Odp: [tied] Thanatos and Vanth

From: Piotr Gasiorowski
Message: 7607
Date: 2001-06-13

----- Original Message -----
From: Glen Gordon <glengordon01@...>
To: <cybalist@yahoogroups.com>
Sent: Wednesday, June 13, 2001 6:47 AM
Subject: [tied] Thanatos and Vanth


> Yes, indeed. How might we constrain the imagination, so that it
> does not produce mirages like *gWmti- in /basileus/ :) I'm sure
> you realise that I could turn your words against you and ask
> _you_ where the evidence of your interpretation is.
> There isn't an issue with the first half *gWmti-, nor with the
> second half since they both are found in other IE languages as
> you say, however you are still exercising much freedom too.

I my evidence were better I'd be busy writing an article about it. It goes
without saying that things discussed on an informal forum like Cybalist are
often insufficiently documented, tentative guesses. Still, elementary
critical standards should be observed if we are to learn anything from these
discussions (which is the whole point, isn't it?). Of course I don't mind if
my own proposals are evaluated according to the same criteria and rejected
if they deserve it :)

> We don't see this particular compound outside of Hellenic and
> syllabic *m isn't really attested but rather implied from -a-.
> Any underlying IE form could just as well have a syllabic *n,
> *a or *x (*H2).

Not "just as well", since only *gWm-ti is actually attested in a few
different branches (Indo-Iranian and Baltic between them rule out the rest)

> >[...] one would expect >anything like *Tvante, *Thvante
> >or *Tvanthe for Thw√°natos (with
> >the etymological digamma still there!).
>
> Or even *Pvante, *Phvance, *Catha or *Niphu, perhaps. Uh-hmm...
> shouldn't you be heeding your words above. I still don't see any
> initial dental of any kind in the name Vanth, nor could it be
> accomplished by any process I know of in Etruscan or pre-Etruscan
> but I suppose the following fix is supposed to explain that...

I actually predict that Greek thwanatos (the digamma lived long in the
non-Attic/Ionic dialects) would have become Etruscan *TvanTe where either T
= orthographic <t> or <th> -- no less, no more. It is a well-constrained
down-to-earth prediction, based on what is known about the structure of
Greek loans in Etruscan.


> Something tells me that /thui/ or /thuves/ might be relevant.
> I presume you are speaking of a reconstructable pre-Etruscan.
> If there was any such constraint in pre-Etruscan, one should
> still expect *Tuvanth or even *Tanth, if labial phonemes truely
> made early Etruscan ears bleed so much.
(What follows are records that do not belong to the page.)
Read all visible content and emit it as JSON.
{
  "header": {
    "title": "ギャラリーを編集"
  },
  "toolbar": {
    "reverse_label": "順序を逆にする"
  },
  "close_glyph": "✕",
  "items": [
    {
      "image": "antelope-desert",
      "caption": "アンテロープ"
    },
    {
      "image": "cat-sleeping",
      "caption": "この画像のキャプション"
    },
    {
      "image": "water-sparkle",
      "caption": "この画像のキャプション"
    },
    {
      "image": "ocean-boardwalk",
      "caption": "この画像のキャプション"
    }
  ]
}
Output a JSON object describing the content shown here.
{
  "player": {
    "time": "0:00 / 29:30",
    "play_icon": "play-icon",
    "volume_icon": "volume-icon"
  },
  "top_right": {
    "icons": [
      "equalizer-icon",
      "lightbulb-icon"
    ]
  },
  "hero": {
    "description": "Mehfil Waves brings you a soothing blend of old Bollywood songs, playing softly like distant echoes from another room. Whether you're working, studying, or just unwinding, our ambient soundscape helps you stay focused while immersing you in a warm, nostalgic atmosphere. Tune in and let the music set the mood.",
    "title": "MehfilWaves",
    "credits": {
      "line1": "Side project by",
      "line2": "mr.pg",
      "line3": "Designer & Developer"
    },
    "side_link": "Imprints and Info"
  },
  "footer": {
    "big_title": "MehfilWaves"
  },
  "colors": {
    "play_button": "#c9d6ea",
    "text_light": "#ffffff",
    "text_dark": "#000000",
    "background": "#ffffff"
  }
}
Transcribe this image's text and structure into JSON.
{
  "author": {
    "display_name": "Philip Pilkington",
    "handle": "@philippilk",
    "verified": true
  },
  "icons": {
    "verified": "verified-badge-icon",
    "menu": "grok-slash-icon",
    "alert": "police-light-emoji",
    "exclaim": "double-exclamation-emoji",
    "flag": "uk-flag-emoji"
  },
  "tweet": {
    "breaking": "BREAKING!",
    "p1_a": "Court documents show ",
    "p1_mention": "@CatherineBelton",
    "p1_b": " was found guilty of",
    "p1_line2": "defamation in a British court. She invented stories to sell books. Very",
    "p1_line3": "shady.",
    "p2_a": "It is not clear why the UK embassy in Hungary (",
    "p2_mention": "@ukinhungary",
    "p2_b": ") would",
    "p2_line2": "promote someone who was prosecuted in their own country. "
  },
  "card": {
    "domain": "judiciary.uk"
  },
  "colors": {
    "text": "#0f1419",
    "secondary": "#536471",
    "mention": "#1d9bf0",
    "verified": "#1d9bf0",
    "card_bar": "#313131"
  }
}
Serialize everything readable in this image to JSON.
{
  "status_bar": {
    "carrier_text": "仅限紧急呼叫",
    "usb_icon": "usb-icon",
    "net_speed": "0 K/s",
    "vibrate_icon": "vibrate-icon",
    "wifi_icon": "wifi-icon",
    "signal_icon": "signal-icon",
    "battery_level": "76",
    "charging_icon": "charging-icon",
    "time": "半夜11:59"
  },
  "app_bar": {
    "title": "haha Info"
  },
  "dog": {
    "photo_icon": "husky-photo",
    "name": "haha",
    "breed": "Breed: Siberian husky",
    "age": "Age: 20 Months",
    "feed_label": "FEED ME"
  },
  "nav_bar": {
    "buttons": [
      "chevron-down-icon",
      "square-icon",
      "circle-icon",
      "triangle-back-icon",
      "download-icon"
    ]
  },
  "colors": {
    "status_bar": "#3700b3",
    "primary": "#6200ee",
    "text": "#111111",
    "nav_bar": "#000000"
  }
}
There is still no process
> aside from mythical analogy that could have caused an abnormal
> loss of *t-, nor is there another case of such a phenomenon
> (or is there?). Second of all, is Vanth even spelled any other
> way such as *Vanath, *Vanathe, or the like? While you are
> (as I am) positing a missing second *a and final vowel
> without direct evidence, the missing *t really throws this all
> over the edge.

The loss of *t- is not arbitrary or abnormal if Etruscan did not allow
initial tv-. Stops are quite commonly lost before sonorants by way of
cluster simplification -- English kn-, gn- > n-, Latin *dj- > j- (as in
Iovis, Iuppiter).

> In all, I think this means that your *Tvanth is just as weak and
> unsubstantiable as my Tyrrhenian *wenakte and that you are
> committing all the evil sins that I am :P Gives a whole new
> meaning to Devil's Advocate.

"Weak", yes; but not "just as weak". I agree that it is vulnerable on the
formal side, but at least I compare like with like -- Thanatos and Vanth,
two deities with identical functions and attributes, and my argument does
not require a series of conjectural semantic shifts.